Queen of the Brides offers formal gown creations that includes quality pieces of jewelry that reference a historical time period. The collection exemplifies diverse cultures, as each gown represents a woman of royalty who has left an indelible mark on humanity. The collection includes gowns named after Queen Nefertiti, Queen Cleopatra VII of Egypt, Queen Cleopatra Selene II, Queen Ankhesenamun of Egypt, Mumtaz Mahal – Mughal Queen of India, Queen Manta Tisi of South Africa, Queen Padmini of India, Queen Amina of Zaria Nigeria, Queen Nzingha Amazon of Matamba West Africa, Empress Candace of Ethiopia, Queen Consort Margherita of Italy, etc. The menswear line is culturally inspired with aesthetic themes that ranges from historic to contemporary design.
“We are really honored to have been asked to present Queen of the Brides to the Harlem community. New York is a melting pot of ethnic cultures and that’s what makes this city an ideal place to present gowns that represent queens from varied cultures. Now, anyone can express their heritage and be a royal bride.” Explains Fashion Designer, Kimma Wreh.
The bridal showcase was interactive, entertaining and offered a variety of food dishes for sampling. The fusion between fashion, food and music stimulated every sense to create an experience that offers couples unique cultural ideas for creating their special wedding day. Dechabert states, “Harlem is also growing more culturally diverse and we wish for this bridal showcase to be all-inclusive with vibrant cultures. At the Alhambra, we take pride in delivering on request for many types of international cuisine from our ethnically diverse clients.”www.tk-designs.com | @TeKayDesigns
Macintosh Smith & Manonce Manonce
Fashioning Our Economics
Fashioning Our Economics: The quest to secure our financial futures often eludes us as the future can seem so far off. The idea of ‘the Joneses’ and other symbols have been used to propagate a culture of consumerism within our communities. While hypnotized by their possessions, we fail to consider how the Joneses acquired their wealth. We can’t name wealthy African Americans (that aren’t entertainers) without stuttering, yet, our continuing to save for $1500 monogrammed handbags or identical chronograph watches pulls us further away from our financial freedom while allowing others to maintain theirs.
As a recovering shopaholic (self-diagnosed) on a journey to financial freedom, I would like to humbly share key lessons I have learned on managing finances as a young business owner and future law student; this list is in no particular order nor is it exhaustive. We’ll have moments of weakness, but it is paramount you don’t beat yourself up! This is not a sprint; bear in mind the light at the end of the tunnel is a new house and even better: an economy built For Us, By Us.
~ Save at least 20% of every dollar you receive.

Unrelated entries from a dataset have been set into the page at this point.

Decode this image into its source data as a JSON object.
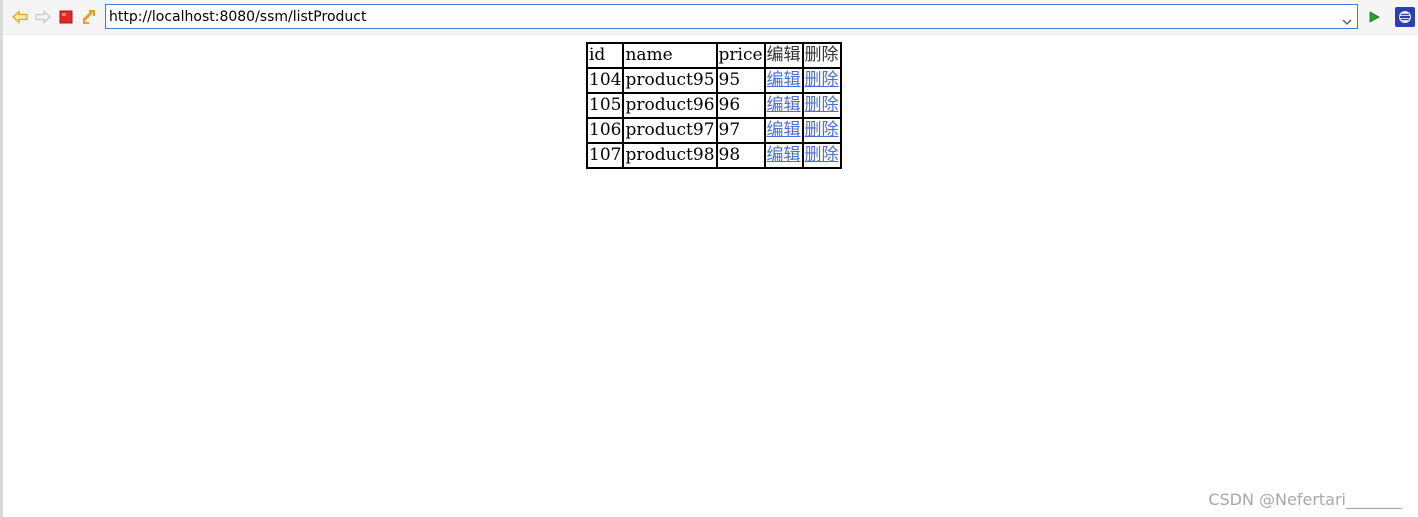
{
  "toolbar": {
    "back_icon": "back-arrow-icon",
    "forward_icon": "forward-arrow-icon",
    "stop_icon": "stop-icon",
    "refresh_icon": "refresh-icon",
    "go_icon": "go-icon",
    "app_icon": "eclipse-icon",
    "url": "http://localhost:8080/ssm/listProduct"
  },
  "table": {
    "headers": [
      "id",
      "name",
      "price",
      "编辑",
      "删除"
    ],
    "rows": [
      {
        "id": "104",
        "name": "product95",
        "price": "95",
        "edit": "编辑",
        "delete": "删除"
      },
      {
        "id": "105",
        "name": "product96",
        "price": "96",
        "edit": "编辑",
        "delete": "删除"
      },
      {
        "id": "106",
        "name": "product97",
        "price": "97",
        "edit": "编辑",
        "delete": "删除"
      },
      {
        "id": "107",
        "name": "product98",
        "price": "98",
        "edit": "编辑",
        "delete": "删除"
      }
    ]
  },
  "watermark": "CSDN @Nefertari_______",
  "colors": {
    "link": "#4a6fd8",
    "url_border": "#3b7fd1",
    "stop": "#e32626",
    "nav_arrow": "#e8a020",
    "go": "#2d9c3a"
  }
}
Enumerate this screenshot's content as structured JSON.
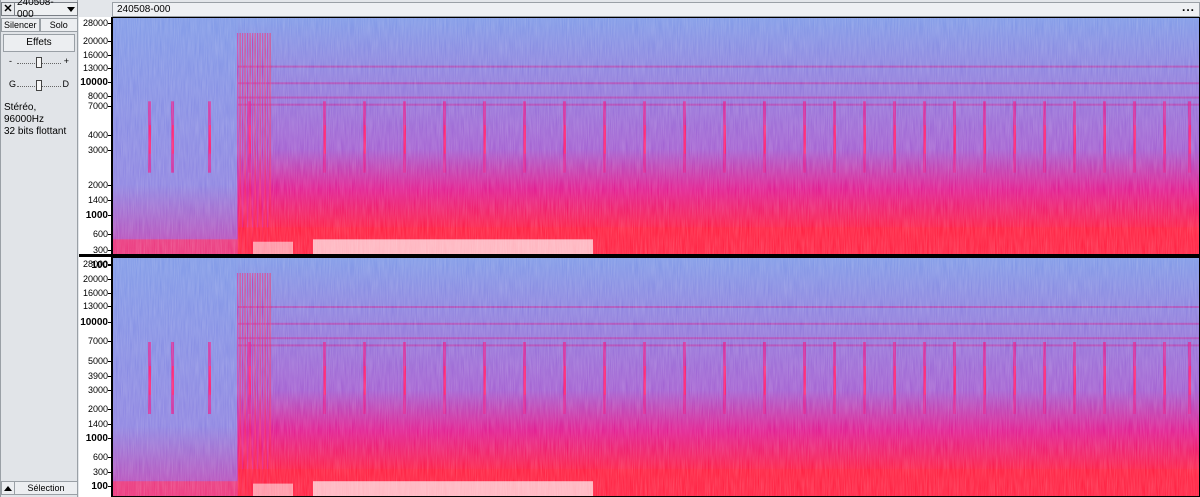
{
  "track": {
    "name": "240508-000",
    "mute_label": "Silencer",
    "solo_label": "Solo",
    "effects_label": "Effets",
    "gain_minus": "-",
    "gain_plus": "+",
    "pan_left": "G",
    "pan_right": "D",
    "format_line1": "Stéréo, 96000Hz",
    "format_line2": "32 bits flottant",
    "select_label": "Sélection"
  },
  "clip": {
    "title": "240508-000",
    "menu": "..."
  },
  "ruler": {
    "labels": [
      "28000",
      "20000",
      "16000",
      "13000",
      "10000",
      "8000",
      "7000",
      "4000",
      "3000",
      "2000",
      "1400",
      "1000",
      "600",
      "300",
      "100"
    ],
    "labels_bottom": [
      "28000",
      "20000",
      "16000",
      "13000",
      "10000",
      "7000",
      "5000",
      "3900",
      "3000",
      "2000",
      "1400",
      "1000",
      "600",
      "300",
      "100"
    ],
    "bold": [
      "10000",
      "1000",
      "100"
    ]
  },
  "colors": {
    "background_blue": "#7b96e6",
    "magenta": "#e0148c",
    "red": "#ff1638",
    "white_hot": "#ffe6ea"
  }
}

This includes monies earned from the 9 to 5, the side gig and the “just because” cash Aunt Jackie balled into your hand; EVERY penny counts.

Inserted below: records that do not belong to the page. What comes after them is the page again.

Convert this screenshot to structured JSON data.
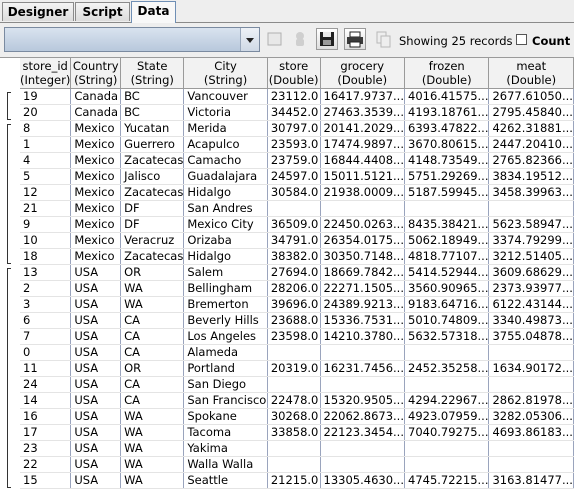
{
  "tabs": [
    {
      "label": "Designer",
      "active": false
    },
    {
      "label": "Script",
      "active": false
    },
    {
      "label": "Data",
      "active": true
    }
  ],
  "toolbar": {
    "query_value": "",
    "status_text": "Showing 25 records",
    "count_label": "Count A",
    "count_checked": false,
    "icons": [
      "square-icon",
      "hand-icon",
      "save-icon",
      "print-icon",
      "copy-icon"
    ]
  },
  "table": {
    "columns": [
      {
        "name": "store_id",
        "type": "(Integer)"
      },
      {
        "name": "Country",
        "type": "(String)"
      },
      {
        "name": "State",
        "type": "(String)"
      },
      {
        "name": "City",
        "type": "(String)"
      },
      {
        "name": "store",
        "type": "(Double)"
      },
      {
        "name": "grocery",
        "type": "(Double)"
      },
      {
        "name": "frozen",
        "type": "(Double)"
      },
      {
        "name": "meat",
        "type": "(Double)"
      }
    ],
    "rows": [
      [
        "19",
        "Canada",
        "BC",
        "Vancouver",
        "23112.0",
        "16417.9737...",
        "4016.41575...",
        "2677.61050..."
      ],
      [
        "20",
        "Canada",
        "BC",
        "Victoria",
        "34452.0",
        "27463.3539...",
        "4193.18761...",
        "2795.45840..."
      ],
      [
        "8",
        "Mexico",
        "Yucatan",
        "Merida",
        "30797.0",
        "20141.2029...",
        "6393.47822...",
        "4262.31881..."
      ],
      [
        "1",
        "Mexico",
        "Guerrero",
        "Acapulco",
        "23593.0",
        "17474.9897...",
        "3670.80615...",
        "2447.20410..."
      ],
      [
        "4",
        "Mexico",
        "Zacatecas",
        "Camacho",
        "23759.0",
        "16844.4408...",
        "4148.73549...",
        "2765.82366..."
      ],
      [
        "5",
        "Mexico",
        "Jalisco",
        "Guadalajara",
        "24597.0",
        "15011.5121...",
        "5751.29269...",
        "3834.19512..."
      ],
      [
        "12",
        "Mexico",
        "Zacatecas",
        "Hidalgo",
        "30584.0",
        "21938.0009...",
        "5187.59945...",
        "3458.39963..."
      ],
      [
        "21",
        "Mexico",
        "DF",
        "San Andres",
        "",
        "",
        "",
        ""
      ],
      [
        "9",
        "Mexico",
        "DF",
        "Mexico City",
        "36509.0",
        "22450.0263...",
        "8435.38421...",
        "5623.58947..."
      ],
      [
        "10",
        "Mexico",
        "Veracruz",
        "Orizaba",
        "34791.0",
        "26354.0175...",
        "5062.18949...",
        "3374.79299..."
      ],
      [
        "18",
        "Mexico",
        "Zacatecas",
        "Hidalgo",
        "38382.0",
        "30350.7148...",
        "4818.77107...",
        "3212.51405..."
      ],
      [
        "13",
        "USA",
        "OR",
        "Salem",
        "27694.0",
        "18669.7842...",
        "5414.52944...",
        "3609.68629..."
      ],
      [
        "2",
        "USA",
        "WA",
        "Bellingham",
        "28206.0",
        "22271.1505...",
        "3560.90965...",
        "2373.93977..."
      ],
      [
        "3",
        "USA",
        "WA",
        "Bremerton",
        "39696.0",
        "24389.9213...",
        "9183.64716...",
        "6122.43144..."
      ],
      [
        "6",
        "USA",
        "CA",
        "Beverly Hills",
        "23688.0",
        "15336.7531...",
        "5010.74809...",
        "3340.49873..."
      ],
      [
        "7",
        "USA",
        "CA",
        "Los Angeles",
        "23598.0",
        "14210.3780...",
        "5632.57318...",
        "3755.04878..."
      ],
      [
        "0",
        "USA",
        "CA",
        "Alameda",
        "",
        "",
        "",
        ""
      ],
      [
        "11",
        "USA",
        "OR",
        "Portland",
        "20319.0",
        "16231.7456...",
        "2452.35258...",
        "1634.90172..."
      ],
      [
        "24",
        "USA",
        "CA",
        "San Diego",
        "",
        "",
        "",
        ""
      ],
      [
        "14",
        "USA",
        "CA",
        "San Francisco",
        "22478.0",
        "15320.9505...",
        "4294.22967...",
        "2862.81978..."
      ],
      [
        "16",
        "USA",
        "WA",
        "Spokane",
        "30268.0",
        "22062.8673...",
        "4923.07959...",
        "3282.05306..."
      ],
      [
        "17",
        "USA",
        "WA",
        "Tacoma",
        "33858.0",
        "22123.3454...",
        "7040.79275...",
        "4693.86183..."
      ],
      [
        "23",
        "USA",
        "WA",
        "Yakima",
        "",
        "",
        "",
        ""
      ],
      [
        "22",
        "USA",
        "WA",
        "Walla Walla",
        "",
        "",
        "",
        ""
      ],
      [
        "15",
        "USA",
        "WA",
        "Seattle",
        "21215.0",
        "13305.4630...",
        "4745.72215...",
        "3163.81477..."
      ]
    ]
  }
}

~ Set a budget and penalties if violated. Making the budget is easy, but sticking to it can be hard. However, if you want to save money you can’t spend it- that simple. Be sure that you are setting reasonable expectations for yourself by including lines for pampering and entertainment. Various online banking apps have customized settings where you can get alerts about balances, deposits, and bill payment dates. If you violate your budget, set penalties such as paying double the next week or skipping a night out.
~ Stay away from store credit cards! They will eat you ALIVE! The interest is ridiculously high and it just encourages you to spend money that you don’t have.
~ Cook more… eat fast less. Eating lunch out every day will drain your pockets. Set time aside to go to the grocery store to stock up on what you need to prepare meals for the week. You can search for *recipes online to keep it interesting and tasty. It’s a healthier option that saves you a few bucks every month and maybe even takes a few inches off the waistline. What more incentive could we need right?
~ Date night in. Now, I love a night out as much as the next person, but the drinks, food, entertainment… it all adds up, especially if you’re out every weekend. Instead, you can stay in and invite other couples over for game night or have your own wine tasting with a few bottles of wine and make a cheese and veggie platter. I promise you, it’ll be a lot more romantic and comfortable.
~ Be trendy and shop thrifty. Designer labels and department stores do not serve us, the faster we realize this the sooner we can take control of our economy. According to Bianca Bailey for Atlanta Black Star, our “… designers represent less than 1% of apparel products sold in department stores, yet… the black community is on track to spend 1.1 trillion dollars by 2015.” Needless to say, if they aren’t checking for us we need to check on ourselves.**Thrift stores and consignment shops are great places to get great fashion forward pieces with character at a reasonable price.
~ BUY BLACK. In order to build our economy we must contribute to it. Our people are represented in every industry, it’ll just take some perusing to find them. Your budget is a great place to start the initiative; dedicate at least one line item to supporting black business per month. And please lets try not to complain about price points because you did not consider that when you purchased Mr. Monogram or your latest time piece. No one else can build our individual and collective wealth but us, so let’s get to Fashioning our Economy!
**Shops to check out in Bedstuy, Brooklyn are Tracy Chambers Vintage and Calabash, both owned by dynamic black women. Bianca Bailey is the creator of Consignments Cousin’s Vintage, a source for everything vintage in the Atlanta area.
Written by Uri B.
Negros Americanos succeeded in carving out a niche in a culture that oftentimes forces its participants to assimilate. They are an unmistakable embodiment of what Hip Hop was born to be; genuine, socially charged, and full of self expression. They navigate between the happenings of their personal lives and sounding off on social matters, drawing inspiration straight from the source; their hearts. From traveling across the globe and setting their dreams in motion, to returning home in order to share the wealth acquired, It is a wonder to watch them journey together so effortlessly. This is something they were born to do, and from the looks of it, they are having the time of their lives doing so.
As an Artist, I especially appreciate the journey of Negros Americanos. As Creative Souls, they are doing what we all wish to do; to follow our dreams. I feel they are so far above just being called Rappers that they are, in fact, returning the word to its original meaning. They speak from the heart, and that is missing in today’s music. Their songs take me from heavy, soulful beats that carry weighted lyrics, to more playful vibes that leave me thinking nonetheless. Their music says to me that it’s okay to be a Witty, Over-analytical, Love-struck Philanthropist of a Revolutionary who’s a sucker for a mean groove; they lead by example. They are of the few who have restored my faith and love in Hip-Hop.
Look out for their dope upcoming album “Take Flight” this Spring as well as their bilingual documentary “Lost in the Wilderness: The Story of Negros Americanos.”
Follow their musical journey at www.NegrosAmericanosMusic.com and join them on social media at @NegrosAmericanos on facebook and instagram!
Written by Lauren “Lola Valentine” Jones for Taji Mag.